* [EXERCISE DETAILS]
From the entries that follow, report every line in which "selected" occurs.

* [RECORDS SUPPLIED]
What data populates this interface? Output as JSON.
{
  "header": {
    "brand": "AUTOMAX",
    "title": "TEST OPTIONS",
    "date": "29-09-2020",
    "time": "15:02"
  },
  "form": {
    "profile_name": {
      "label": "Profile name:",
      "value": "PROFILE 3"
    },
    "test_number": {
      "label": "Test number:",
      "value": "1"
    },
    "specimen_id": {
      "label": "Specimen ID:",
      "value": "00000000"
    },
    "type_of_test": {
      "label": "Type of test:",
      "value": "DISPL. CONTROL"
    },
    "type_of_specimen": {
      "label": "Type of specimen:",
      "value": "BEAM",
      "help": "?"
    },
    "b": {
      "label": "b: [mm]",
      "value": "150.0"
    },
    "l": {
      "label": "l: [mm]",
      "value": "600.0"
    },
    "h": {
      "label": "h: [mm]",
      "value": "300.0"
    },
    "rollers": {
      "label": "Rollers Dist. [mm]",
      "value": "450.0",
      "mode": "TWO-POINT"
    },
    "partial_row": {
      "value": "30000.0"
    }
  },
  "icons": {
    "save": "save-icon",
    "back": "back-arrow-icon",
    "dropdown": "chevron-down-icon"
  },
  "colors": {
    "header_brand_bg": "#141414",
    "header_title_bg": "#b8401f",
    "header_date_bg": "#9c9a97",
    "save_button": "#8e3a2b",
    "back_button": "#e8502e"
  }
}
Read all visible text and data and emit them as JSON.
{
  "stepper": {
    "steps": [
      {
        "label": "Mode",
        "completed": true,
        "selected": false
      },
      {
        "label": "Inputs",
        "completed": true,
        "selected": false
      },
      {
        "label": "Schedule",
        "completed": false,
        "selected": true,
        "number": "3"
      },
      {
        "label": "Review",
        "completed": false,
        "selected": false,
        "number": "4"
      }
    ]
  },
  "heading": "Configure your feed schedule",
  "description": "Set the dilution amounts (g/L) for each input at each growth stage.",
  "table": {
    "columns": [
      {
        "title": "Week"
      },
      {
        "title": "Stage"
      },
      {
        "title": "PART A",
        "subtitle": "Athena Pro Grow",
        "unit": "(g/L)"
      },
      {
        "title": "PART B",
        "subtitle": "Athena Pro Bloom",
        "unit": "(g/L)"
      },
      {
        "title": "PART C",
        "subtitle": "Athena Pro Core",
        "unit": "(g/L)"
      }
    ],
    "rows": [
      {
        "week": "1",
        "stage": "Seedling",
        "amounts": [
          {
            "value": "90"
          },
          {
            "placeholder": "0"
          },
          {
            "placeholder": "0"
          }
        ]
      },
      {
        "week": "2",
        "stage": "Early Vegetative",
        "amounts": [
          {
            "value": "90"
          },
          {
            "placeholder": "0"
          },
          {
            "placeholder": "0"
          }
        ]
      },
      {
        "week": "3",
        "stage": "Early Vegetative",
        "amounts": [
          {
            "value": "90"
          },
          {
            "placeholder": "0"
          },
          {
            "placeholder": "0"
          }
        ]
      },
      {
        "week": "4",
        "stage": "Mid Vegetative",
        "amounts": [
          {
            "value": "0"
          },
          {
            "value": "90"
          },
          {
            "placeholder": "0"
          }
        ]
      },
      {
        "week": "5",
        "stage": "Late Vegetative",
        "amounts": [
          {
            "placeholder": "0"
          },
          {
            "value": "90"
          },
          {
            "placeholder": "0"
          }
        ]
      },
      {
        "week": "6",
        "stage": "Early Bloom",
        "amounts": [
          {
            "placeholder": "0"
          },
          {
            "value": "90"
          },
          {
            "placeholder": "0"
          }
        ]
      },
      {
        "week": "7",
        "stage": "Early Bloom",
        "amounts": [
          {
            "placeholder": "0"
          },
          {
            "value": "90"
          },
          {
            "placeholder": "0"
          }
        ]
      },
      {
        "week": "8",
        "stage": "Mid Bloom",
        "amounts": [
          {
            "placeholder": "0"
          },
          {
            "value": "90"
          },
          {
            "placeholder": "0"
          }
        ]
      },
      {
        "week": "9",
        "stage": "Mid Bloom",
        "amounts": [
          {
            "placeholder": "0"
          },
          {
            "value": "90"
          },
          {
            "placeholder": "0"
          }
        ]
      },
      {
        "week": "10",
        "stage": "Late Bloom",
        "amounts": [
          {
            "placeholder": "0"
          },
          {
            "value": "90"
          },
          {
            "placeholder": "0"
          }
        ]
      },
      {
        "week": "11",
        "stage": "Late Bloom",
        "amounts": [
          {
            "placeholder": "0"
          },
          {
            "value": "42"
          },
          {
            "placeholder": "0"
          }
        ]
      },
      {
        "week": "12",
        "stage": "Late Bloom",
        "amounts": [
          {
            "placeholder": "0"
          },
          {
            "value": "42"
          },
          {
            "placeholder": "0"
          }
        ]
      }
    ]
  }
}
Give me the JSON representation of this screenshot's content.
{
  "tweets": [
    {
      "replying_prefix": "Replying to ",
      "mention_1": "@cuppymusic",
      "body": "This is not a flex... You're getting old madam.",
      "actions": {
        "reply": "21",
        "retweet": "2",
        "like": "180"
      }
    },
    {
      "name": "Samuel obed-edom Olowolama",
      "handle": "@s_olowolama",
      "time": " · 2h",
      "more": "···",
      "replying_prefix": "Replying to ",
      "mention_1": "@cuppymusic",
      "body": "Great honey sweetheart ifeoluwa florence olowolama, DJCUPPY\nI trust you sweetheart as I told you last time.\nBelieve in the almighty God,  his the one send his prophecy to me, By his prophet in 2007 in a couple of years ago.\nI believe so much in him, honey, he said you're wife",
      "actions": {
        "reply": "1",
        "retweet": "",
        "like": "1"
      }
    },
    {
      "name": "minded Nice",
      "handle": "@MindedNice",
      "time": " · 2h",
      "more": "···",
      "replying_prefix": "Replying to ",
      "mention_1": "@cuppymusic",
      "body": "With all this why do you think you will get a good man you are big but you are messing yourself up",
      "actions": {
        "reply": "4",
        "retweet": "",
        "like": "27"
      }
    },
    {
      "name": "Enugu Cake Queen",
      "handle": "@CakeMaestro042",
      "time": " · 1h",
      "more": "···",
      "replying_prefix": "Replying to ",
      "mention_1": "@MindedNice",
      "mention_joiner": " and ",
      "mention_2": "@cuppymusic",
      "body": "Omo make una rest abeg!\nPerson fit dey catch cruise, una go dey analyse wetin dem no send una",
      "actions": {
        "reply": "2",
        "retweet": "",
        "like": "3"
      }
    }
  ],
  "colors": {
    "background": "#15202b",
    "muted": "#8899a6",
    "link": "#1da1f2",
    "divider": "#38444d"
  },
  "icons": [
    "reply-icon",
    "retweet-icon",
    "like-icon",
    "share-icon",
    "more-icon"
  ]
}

* [ANSWER TO THIS PROBLEM]
        "selected": false
        "selected": false
        "selected": true,
        "selected": false,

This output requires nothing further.